WHEN Anthony Steel was offered to get involved in the coming operatic spectacle “OperaMania” he jumped at the chance, and not just for the money.Steel, you see, loves all things Russian. He’s been a fluent Russian speaker since studying the language in English national service as a young man, an attribute all-too-rare in this monolingual society and exceedingly useful in the theatre.
Coincidentally, the only other major player in Aussie theatre with comparable Russian skills is entrepreneur Andrew Guild, the former creative partner with Michael Edgley. Steel recently wrote that he once declined an invitation by ASIO to spy on the Edgleys’ Russian connections.
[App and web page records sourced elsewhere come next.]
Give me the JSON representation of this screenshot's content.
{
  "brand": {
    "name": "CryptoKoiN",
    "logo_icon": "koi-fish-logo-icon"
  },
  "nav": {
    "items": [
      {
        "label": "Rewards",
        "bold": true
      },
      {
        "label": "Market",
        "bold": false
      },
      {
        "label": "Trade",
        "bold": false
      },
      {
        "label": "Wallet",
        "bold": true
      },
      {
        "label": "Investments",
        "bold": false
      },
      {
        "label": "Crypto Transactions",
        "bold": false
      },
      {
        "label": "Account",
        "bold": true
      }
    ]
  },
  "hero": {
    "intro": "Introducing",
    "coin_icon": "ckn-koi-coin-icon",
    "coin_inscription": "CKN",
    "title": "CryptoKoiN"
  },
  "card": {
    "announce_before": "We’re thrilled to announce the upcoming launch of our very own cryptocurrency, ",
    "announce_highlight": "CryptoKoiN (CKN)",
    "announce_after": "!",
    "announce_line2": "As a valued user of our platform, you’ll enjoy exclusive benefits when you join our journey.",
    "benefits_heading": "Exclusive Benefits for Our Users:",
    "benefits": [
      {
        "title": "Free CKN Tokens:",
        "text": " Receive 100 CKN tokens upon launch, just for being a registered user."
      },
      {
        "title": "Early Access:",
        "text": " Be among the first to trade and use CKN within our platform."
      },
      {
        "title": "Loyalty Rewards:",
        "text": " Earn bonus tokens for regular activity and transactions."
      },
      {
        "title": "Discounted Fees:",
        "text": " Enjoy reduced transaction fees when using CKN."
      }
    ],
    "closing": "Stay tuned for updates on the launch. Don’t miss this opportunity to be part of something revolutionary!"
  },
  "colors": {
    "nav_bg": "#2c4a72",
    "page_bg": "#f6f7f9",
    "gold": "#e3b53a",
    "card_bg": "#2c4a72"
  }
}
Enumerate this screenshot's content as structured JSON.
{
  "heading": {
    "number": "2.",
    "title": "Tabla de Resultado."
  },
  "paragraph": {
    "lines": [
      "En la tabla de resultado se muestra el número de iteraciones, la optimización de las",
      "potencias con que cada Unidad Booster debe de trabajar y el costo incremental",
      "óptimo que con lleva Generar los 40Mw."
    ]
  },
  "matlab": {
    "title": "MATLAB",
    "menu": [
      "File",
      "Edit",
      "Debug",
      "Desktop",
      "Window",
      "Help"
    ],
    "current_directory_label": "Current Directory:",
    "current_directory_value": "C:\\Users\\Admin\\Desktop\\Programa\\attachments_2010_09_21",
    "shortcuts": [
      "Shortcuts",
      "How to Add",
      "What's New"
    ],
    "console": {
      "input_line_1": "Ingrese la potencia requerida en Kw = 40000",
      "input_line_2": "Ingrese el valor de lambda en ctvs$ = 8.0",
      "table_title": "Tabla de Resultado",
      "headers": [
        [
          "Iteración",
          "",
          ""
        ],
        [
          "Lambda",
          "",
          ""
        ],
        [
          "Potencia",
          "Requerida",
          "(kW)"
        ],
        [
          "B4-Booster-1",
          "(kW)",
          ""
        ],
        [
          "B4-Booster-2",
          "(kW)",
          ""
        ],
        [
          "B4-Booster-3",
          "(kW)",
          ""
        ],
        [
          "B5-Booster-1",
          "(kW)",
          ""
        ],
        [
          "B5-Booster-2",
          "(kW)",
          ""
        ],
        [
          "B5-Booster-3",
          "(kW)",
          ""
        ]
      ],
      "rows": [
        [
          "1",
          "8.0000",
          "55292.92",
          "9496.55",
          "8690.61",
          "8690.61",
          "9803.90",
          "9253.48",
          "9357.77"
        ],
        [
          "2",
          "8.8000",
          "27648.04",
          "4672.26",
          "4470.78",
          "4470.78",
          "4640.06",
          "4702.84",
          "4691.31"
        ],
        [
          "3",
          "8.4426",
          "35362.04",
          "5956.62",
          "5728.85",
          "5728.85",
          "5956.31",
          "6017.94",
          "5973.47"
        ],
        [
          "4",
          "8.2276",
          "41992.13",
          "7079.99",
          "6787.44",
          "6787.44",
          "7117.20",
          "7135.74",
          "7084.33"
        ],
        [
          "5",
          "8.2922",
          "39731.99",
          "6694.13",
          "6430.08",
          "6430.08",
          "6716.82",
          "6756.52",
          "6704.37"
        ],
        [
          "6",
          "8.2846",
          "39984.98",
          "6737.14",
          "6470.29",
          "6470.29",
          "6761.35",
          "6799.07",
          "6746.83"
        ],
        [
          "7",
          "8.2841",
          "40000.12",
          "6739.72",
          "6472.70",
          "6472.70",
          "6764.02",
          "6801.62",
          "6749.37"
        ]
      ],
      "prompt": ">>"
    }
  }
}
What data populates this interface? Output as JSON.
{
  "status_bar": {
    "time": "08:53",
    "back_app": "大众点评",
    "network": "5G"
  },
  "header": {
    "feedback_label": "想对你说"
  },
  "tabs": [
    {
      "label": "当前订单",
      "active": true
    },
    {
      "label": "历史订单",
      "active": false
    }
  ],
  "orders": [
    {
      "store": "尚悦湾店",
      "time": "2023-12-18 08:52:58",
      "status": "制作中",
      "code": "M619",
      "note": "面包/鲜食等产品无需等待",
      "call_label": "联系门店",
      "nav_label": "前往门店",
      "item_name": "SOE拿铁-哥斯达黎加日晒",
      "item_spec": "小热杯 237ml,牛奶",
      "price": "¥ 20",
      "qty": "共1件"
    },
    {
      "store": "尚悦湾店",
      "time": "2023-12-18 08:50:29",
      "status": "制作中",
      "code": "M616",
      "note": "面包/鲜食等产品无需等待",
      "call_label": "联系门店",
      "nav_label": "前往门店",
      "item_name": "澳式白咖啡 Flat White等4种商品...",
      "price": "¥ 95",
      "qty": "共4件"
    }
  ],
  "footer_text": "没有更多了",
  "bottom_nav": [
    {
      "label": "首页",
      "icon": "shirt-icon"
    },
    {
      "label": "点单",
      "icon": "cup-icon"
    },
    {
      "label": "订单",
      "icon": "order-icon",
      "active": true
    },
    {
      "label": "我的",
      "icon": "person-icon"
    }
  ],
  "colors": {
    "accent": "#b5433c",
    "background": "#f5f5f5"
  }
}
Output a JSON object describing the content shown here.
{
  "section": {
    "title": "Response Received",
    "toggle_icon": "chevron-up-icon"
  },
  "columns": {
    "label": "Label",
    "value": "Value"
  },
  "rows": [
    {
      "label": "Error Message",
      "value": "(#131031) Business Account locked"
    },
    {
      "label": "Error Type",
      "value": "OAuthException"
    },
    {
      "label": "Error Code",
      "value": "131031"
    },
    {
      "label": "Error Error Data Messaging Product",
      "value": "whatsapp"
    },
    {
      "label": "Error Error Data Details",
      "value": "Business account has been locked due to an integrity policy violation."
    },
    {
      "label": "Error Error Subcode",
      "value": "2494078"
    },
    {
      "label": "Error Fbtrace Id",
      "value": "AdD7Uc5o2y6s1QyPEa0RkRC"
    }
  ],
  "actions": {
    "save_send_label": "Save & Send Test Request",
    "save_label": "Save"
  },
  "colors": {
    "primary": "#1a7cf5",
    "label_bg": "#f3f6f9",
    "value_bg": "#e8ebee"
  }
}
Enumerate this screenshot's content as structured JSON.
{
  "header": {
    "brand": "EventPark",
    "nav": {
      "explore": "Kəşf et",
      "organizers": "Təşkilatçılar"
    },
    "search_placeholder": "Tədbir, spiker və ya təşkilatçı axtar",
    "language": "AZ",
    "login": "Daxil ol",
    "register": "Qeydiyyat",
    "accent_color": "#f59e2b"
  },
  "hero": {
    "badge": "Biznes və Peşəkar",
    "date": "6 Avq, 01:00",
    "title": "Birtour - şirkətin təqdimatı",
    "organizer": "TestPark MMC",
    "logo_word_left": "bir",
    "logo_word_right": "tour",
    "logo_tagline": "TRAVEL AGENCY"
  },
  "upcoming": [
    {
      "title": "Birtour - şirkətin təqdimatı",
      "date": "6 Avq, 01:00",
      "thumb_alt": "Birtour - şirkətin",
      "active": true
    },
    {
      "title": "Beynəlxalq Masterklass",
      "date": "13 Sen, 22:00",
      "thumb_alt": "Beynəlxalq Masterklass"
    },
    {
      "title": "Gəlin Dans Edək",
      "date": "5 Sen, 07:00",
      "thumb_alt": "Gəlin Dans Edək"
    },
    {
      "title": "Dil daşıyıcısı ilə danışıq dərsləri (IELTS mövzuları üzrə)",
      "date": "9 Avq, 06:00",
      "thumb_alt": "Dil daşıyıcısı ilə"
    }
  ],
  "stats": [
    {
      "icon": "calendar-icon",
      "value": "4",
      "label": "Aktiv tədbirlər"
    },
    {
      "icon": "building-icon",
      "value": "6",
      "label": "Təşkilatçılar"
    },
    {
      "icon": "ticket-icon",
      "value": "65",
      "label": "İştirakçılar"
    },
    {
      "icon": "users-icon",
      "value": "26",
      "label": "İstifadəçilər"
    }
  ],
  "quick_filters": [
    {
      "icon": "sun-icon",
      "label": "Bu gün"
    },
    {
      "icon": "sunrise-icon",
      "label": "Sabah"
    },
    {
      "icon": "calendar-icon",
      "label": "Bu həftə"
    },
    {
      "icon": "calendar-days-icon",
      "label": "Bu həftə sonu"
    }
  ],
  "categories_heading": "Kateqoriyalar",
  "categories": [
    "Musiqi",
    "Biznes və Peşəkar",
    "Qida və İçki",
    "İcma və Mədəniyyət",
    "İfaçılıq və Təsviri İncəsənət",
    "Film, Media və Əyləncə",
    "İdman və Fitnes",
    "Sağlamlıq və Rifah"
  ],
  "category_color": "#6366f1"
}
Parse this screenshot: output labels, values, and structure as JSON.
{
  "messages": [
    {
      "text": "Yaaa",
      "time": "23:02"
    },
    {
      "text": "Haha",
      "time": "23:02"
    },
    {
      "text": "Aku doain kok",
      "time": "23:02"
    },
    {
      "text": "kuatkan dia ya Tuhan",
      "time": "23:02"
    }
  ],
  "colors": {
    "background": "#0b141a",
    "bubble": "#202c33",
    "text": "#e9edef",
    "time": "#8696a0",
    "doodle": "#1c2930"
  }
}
So, here in Australia, we know about St Petersburg’s Kirov Opera, but what about this one?
Steel, who acts as the Australian go-between for the company, is just the man to reassure readers that “OperaMania” is a genuinely spectacular theatrical presentation, involving 10 Moscow Novaya Opera soloists, a 44 piece symphony orchestra and four dancers from the Russian Imperial Ballet.He rates it as “among the best 3 or 4 opera companies in the country.” And unlike any of ours, it has nearly 800 people on the payroll.
He became involved through the producer, an independent businessman and close friend of the resident stage director whom he’d met years ago in Adelaide. The producer was so impressed with Steele’s Russian and his executive skills that he approached him to become the show’s on-the-ground representative in Australia. Alas, the deal hasn’t involved a trip to Russia, so he hasn’t seen the artists perform, but the canny Steel is not one for hyperbole and he’s sure they are absolutely top notch.
You can check them out as I did — baritones Andrey Breus, Alexander Martynov and Igor Golovatenko, tenor Oleg Dolgov, bass Andrey Fetisov, sopranos Galina Koroleva Tatyana Pechnikova and Elena Terentieva and mezzo sopranos Irina Romishevskaya and Tatyana Tabachuk. piano virtuoso will be Ekaterina Kolpakova.
And the company? The Kolobov Novaya Opera Theatre of Moscow was founded in 1991 by the late Russian conductor Evgeny Kolobov, known as “fierce maestro”.
Kolobov’s dream had always been to found a more interpretative, inspired opera company than he had found at the Mariinsky (Kirov) and, once established, he staged all the traditional operas, big celebratory pieces with self explanatory names like “Maria Callas”, “Viva Verdi!” and dramatised concerts like “Bravissimo!” and the present show.Daringly, Novaya Opera was also the first in Russia to stage Donizetti’s “Maria Stuarda”, Catalani’s “La Wally” and Mussorgsky’s “Boris Godunov” in the original version.
“OperaMania” has been put together by Valery Raku, resident stage director for Moscow Novaya Opera. A former chief director of the Tatar Academic Theatre of Opera and Ballet, he describes the fast-moving production as a kaleidoscope of “excerpts carefully chosen to move between comedy, tragedy and lyricism,” without pause. Opulent costumes and high tech lighting will create the sense of large operatic settings.
Though Raku has been responsible for some of the more avant-garde productions for which Moscow Novaya Opera is known, as Steele points out, an international touring show like this one is not the occasion for experimental musical forays. Steel believes opera lovers will want to come, but he’s more concerned about the general public, those who aren’t familiar with opera.
Under the baton of Vasily Valitov, the singers and orchestra will perform recognisable favourites from opera, ballet and classical recital repertoire. “There’s never more than 2 or 3 minutes of anything,” Steel says.
The first half will include popular arias from operas by Rossini, Puccini, Bizet, Strauss and Mozart, but there will be several non-operatic interludes with music by Chopin, Liszt and Rachmaninov. Tchaikovsky’s music, of course, has the talents of dancers Yaroslava Araptanova, Igor Davydov, Anna Pashkova and Alexander Volkov to bring it to life.
The second half of “OperaMania” mixes dance, pure music and opera with works by Saint-Saëns,Verdi, more Puccini, Mozart and Tchaikovsky, Bellini, Gounod and Offenbach. The evening winds up with a lively excerpt from “Die Fledermaus,” with the whole ensemble on stage.
It’s enormous, it’s maniacal, it’s likely to showcase some of the most powerful voices ever heard on the stage of Llewellyn Hall. But where, I bleat, are the Russian operatic arias?
Well you can’t have everything at once, Steel argues. That might come next time. “I look forward to the day when they bring a fully-staged Russian opera to Australia,” he says.
“OperaMania” at Llewellyn Hall, 7.30pm April 23- 24 April and 2pm on April 25, bookings to 1300 795 012 or ticketek.com.au